# TASK TO CARRY OUT:
The output should be every line below that includes the word "project".

Segment Start: DATA EXCERPTS

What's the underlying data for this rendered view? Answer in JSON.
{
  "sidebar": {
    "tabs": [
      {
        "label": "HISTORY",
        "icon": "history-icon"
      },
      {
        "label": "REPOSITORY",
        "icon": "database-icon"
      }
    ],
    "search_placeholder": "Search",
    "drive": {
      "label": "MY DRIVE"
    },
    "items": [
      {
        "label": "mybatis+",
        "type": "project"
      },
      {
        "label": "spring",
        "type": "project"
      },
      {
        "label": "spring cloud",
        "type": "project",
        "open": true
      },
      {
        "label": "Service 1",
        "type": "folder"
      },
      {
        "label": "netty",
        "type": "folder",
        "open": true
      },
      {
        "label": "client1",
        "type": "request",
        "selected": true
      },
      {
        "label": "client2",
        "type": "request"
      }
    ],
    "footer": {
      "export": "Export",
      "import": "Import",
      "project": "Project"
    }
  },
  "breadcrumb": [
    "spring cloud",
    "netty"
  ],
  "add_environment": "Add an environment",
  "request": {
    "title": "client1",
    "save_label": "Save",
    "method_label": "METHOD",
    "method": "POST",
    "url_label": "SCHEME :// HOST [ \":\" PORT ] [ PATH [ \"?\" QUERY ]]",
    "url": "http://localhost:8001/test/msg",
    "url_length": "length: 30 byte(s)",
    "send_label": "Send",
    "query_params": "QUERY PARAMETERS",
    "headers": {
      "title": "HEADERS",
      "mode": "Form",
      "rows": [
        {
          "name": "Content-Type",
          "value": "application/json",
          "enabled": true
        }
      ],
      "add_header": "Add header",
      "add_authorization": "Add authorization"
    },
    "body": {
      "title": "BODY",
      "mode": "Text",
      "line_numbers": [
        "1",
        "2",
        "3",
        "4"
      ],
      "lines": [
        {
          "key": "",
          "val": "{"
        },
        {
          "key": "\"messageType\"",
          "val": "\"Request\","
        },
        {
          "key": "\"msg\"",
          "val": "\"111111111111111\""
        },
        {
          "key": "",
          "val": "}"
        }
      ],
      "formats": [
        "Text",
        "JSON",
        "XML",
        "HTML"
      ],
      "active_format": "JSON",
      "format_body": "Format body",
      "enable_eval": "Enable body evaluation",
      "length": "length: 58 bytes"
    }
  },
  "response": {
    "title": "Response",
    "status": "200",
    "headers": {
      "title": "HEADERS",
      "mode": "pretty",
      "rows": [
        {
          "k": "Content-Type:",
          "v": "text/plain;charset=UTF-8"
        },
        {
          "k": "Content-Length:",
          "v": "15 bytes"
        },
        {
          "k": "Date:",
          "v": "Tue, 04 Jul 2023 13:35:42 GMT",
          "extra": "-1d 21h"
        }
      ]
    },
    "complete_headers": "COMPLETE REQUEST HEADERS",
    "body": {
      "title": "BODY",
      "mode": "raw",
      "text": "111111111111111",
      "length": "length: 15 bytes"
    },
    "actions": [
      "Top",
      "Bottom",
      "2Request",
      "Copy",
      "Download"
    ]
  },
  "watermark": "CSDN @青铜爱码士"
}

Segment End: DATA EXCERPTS
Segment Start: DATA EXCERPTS

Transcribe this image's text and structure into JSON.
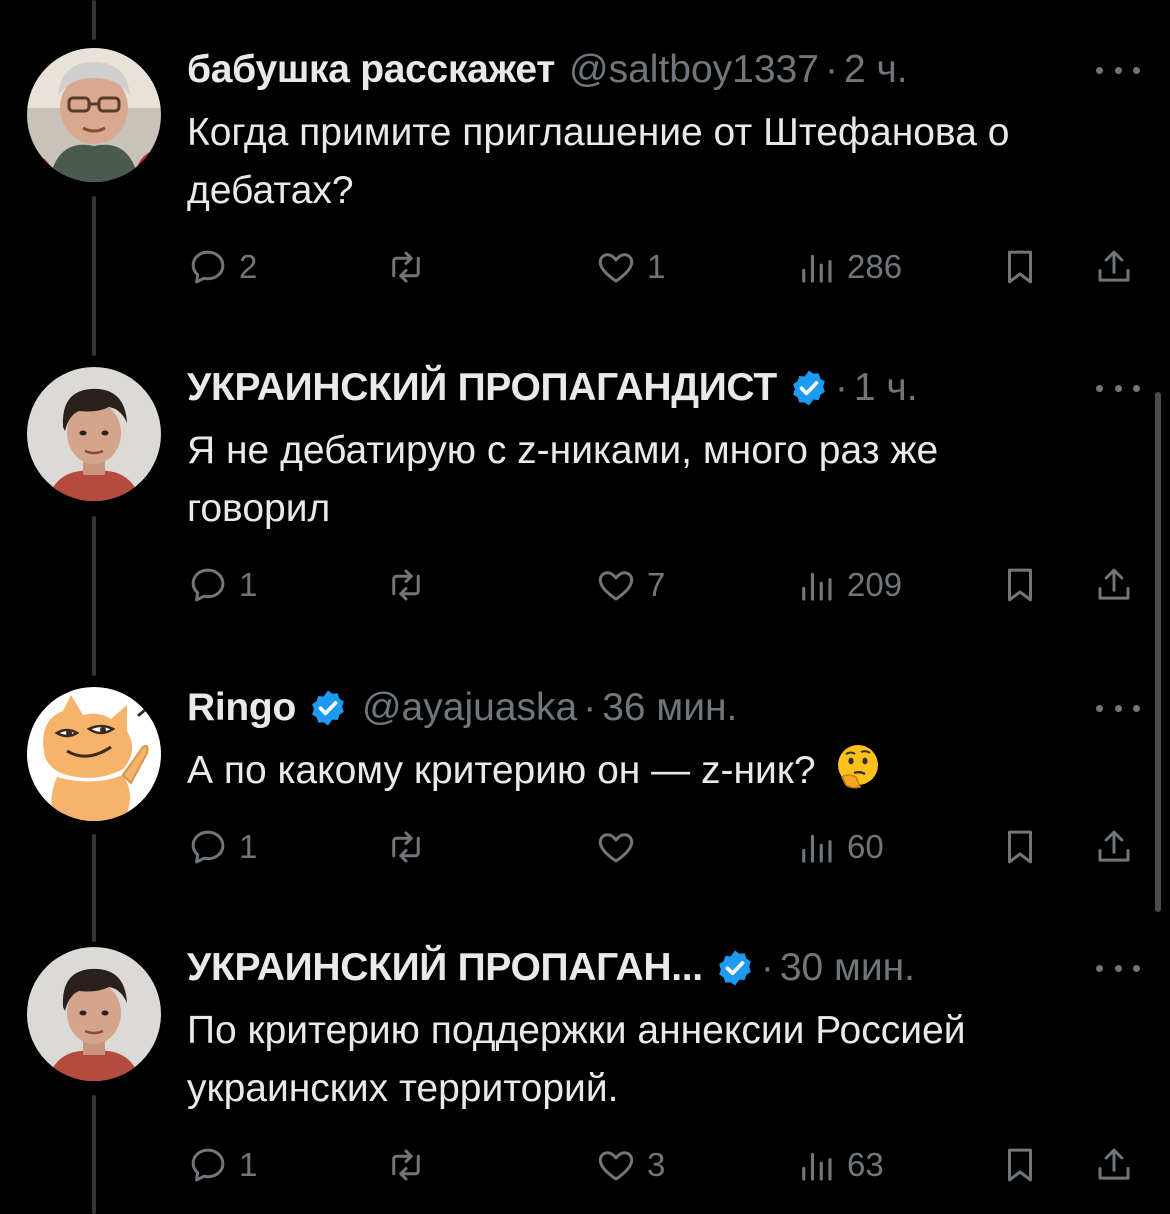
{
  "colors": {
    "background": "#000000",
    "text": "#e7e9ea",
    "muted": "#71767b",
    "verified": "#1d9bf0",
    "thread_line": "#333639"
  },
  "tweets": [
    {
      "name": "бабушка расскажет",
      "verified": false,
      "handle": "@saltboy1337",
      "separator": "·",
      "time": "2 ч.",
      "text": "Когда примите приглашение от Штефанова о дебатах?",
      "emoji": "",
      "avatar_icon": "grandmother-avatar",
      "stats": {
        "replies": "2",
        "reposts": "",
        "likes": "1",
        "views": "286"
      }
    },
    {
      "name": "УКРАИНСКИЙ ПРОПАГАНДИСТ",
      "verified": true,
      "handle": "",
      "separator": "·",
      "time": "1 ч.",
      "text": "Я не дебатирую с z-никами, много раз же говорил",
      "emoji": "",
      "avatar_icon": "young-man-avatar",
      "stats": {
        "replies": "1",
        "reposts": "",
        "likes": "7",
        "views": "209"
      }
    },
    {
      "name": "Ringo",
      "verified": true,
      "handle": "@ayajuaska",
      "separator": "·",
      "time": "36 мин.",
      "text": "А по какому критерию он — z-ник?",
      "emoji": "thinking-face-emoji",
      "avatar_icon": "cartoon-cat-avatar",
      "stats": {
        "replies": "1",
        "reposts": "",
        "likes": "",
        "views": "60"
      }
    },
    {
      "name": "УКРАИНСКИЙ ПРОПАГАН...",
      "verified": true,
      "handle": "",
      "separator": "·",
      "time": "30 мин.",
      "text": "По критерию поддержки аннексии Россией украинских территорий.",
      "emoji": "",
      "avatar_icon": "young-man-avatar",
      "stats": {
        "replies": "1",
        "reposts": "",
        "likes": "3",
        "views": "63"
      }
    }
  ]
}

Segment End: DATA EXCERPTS

# YOUR SOLUTION:
        "type": "project"
        "type": "project"
        "type": "project",
      "project": "Project"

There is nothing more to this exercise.